English Idioms

What's good for the goose is good for the gander

This idiom means that the sexes should be treated the same way and not be subjected to different standards.

When pigs fly

Meaning you will not get something when you want it or someone doesn't want something for you. say you are selling an item and some one doesn't want it. they might say 'I'll buy it when pigs fly'. it just means you will never get someone to say yes to you when you ask for something.

Which came first the chicken or the egg?

This idiomatic expression is used when it is not clear who or what caused something.

When the chickens come home to roost

When a person pays dearly for something bad he or she did in the past, the chickens come home to roost.

While the cat's away, the mouse will play

People whose behaviour is strictly controlled go over the top when the authority is not around, which is why most teenagers have parties when their parents have gone on holiday. The parents are the scary authority figures, but the cat's away and the kids are the mice partying and enjoying their freedom.
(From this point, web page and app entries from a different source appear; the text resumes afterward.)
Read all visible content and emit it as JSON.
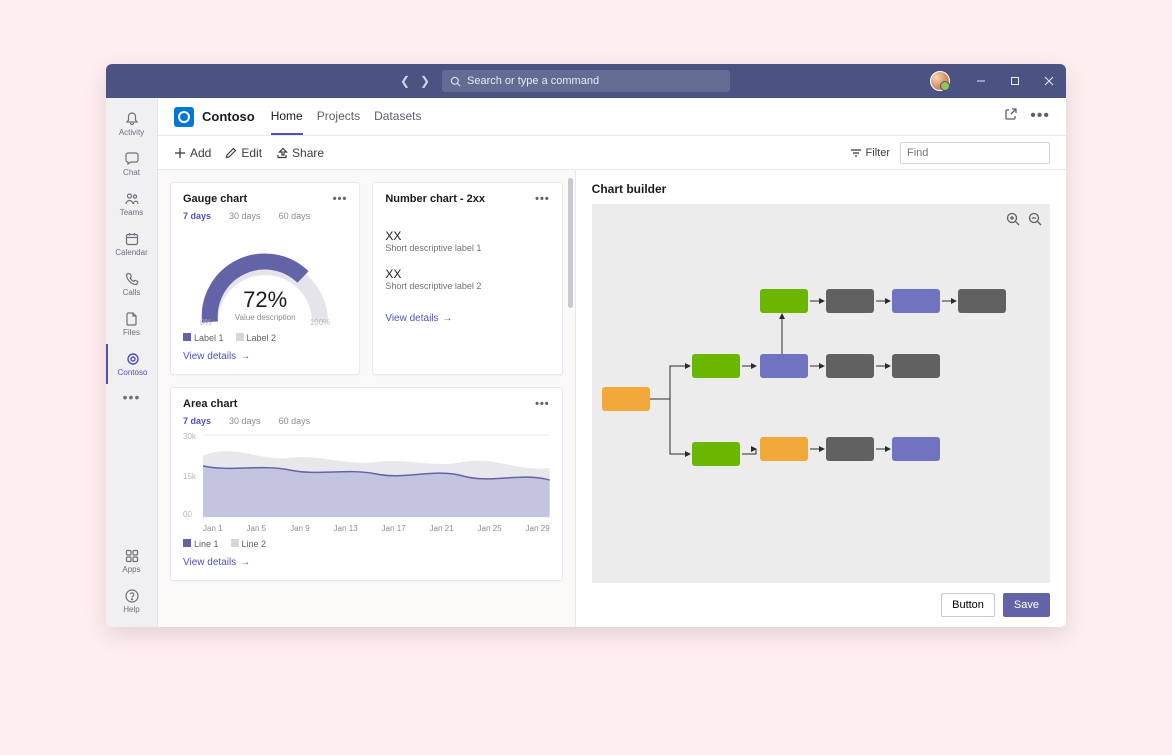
{
  "titlebar": {
    "search_placeholder": "Search or type a command"
  },
  "rail": {
    "items": [
      {
        "label": "Activity"
      },
      {
        "label": "Chat"
      },
      {
        "label": "Teams"
      },
      {
        "label": "Calendar"
      },
      {
        "label": "Calls"
      },
      {
        "label": "Files"
      },
      {
        "label": "Contoso"
      }
    ],
    "bottom": [
      {
        "label": "Apps"
      },
      {
        "label": "Help"
      }
    ]
  },
  "header": {
    "app_name": "Contoso",
    "tabs": [
      "Home",
      "Projects",
      "Datasets"
    ]
  },
  "toolbar": {
    "add": "Add",
    "edit": "Edit",
    "share": "Share",
    "filter": "Filter",
    "find_placeholder": "Find"
  },
  "cards": {
    "gauge": {
      "title": "Gauge chart",
      "ranges": [
        "7 days",
        "30 days",
        "60 days"
      ],
      "value": "72%",
      "desc": "Value description",
      "min": "0%",
      "max": "100%",
      "legend": [
        "Label 1",
        "Label 2"
      ],
      "link": "View details"
    },
    "number": {
      "title": "Number chart - 2xx",
      "items": [
        {
          "n": "XX",
          "d": "Short descriptive label 1"
        },
        {
          "n": "XX",
          "d": "Short descriptive label 2"
        }
      ],
      "link": "View details"
    },
    "area": {
      "title": "Area chart",
      "ranges": [
        "7 days",
        "30 days",
        "60 days"
      ],
      "yticks": [
        "30k",
        "15k",
        "00"
      ],
      "xticks": [
        "Jan 1",
        "Jan 5",
        "Jan 9",
        "Jan 13",
        "Jan 17",
        "Jan 21",
        "Jan 25",
        "Jan 29"
      ],
      "legend": [
        "Line 1",
        "Line 2"
      ],
      "link": "View details"
    }
  },
  "builder": {
    "title": "Chart builder",
    "button": "Button",
    "save": "Save"
  },
  "chart_data": [
    {
      "type": "gauge",
      "title": "Gauge chart",
      "value": 72,
      "min": 0,
      "max": 100,
      "unit": "%",
      "desc": "Value description",
      "series": [
        {
          "name": "Label 1",
          "color": "#6264a7"
        },
        {
          "name": "Label 2",
          "color": "#d6d6dc"
        }
      ]
    },
    {
      "type": "table",
      "title": "Number chart - 2xx",
      "rows": [
        {
          "value": "XX",
          "label": "Short descriptive label 1"
        },
        {
          "value": "XX",
          "label": "Short descriptive label 2"
        }
      ]
    },
    {
      "type": "area",
      "title": "Area chart",
      "xlabel": "",
      "ylabel": "",
      "ylim": [
        0,
        30000
      ],
      "x": [
        "Jan 1",
        "Jan 5",
        "Jan 9",
        "Jan 13",
        "Jan 17",
        "Jan 21",
        "Jan 25",
        "Jan 29"
      ],
      "series": [
        {
          "name": "Line 1",
          "color": "#6264a7",
          "values": [
            19000,
            17500,
            18500,
            16000,
            18000,
            16000,
            19000,
            15500
          ]
        },
        {
          "name": "Line 2",
          "color": "#d6d6dc",
          "values": [
            22000,
            24000,
            21000,
            19500,
            20500,
            19000,
            20000,
            17500
          ]
        }
      ]
    }
  ]
}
White elephant

A white elephant is an expensive burden; something that costs far too much money to run, like the Millennium Dome in the UK.

Why buy the cow when you can get the milk for free

This idiom is usually used to refer to men who don't want to get married, when they can get all the benefits of marriage without getting married.

Why keep a dog and bark yourself?

There's no need to do something yourself when you have somebody to do it for you, usually trivial matters.

Within a whisker

If you come within a whisker of doing something, you very nearly manage to do it but  don't succeed.

Wild goose chase

A wild goose chase is a waste of time- time spent trying to do something unsuccessfully.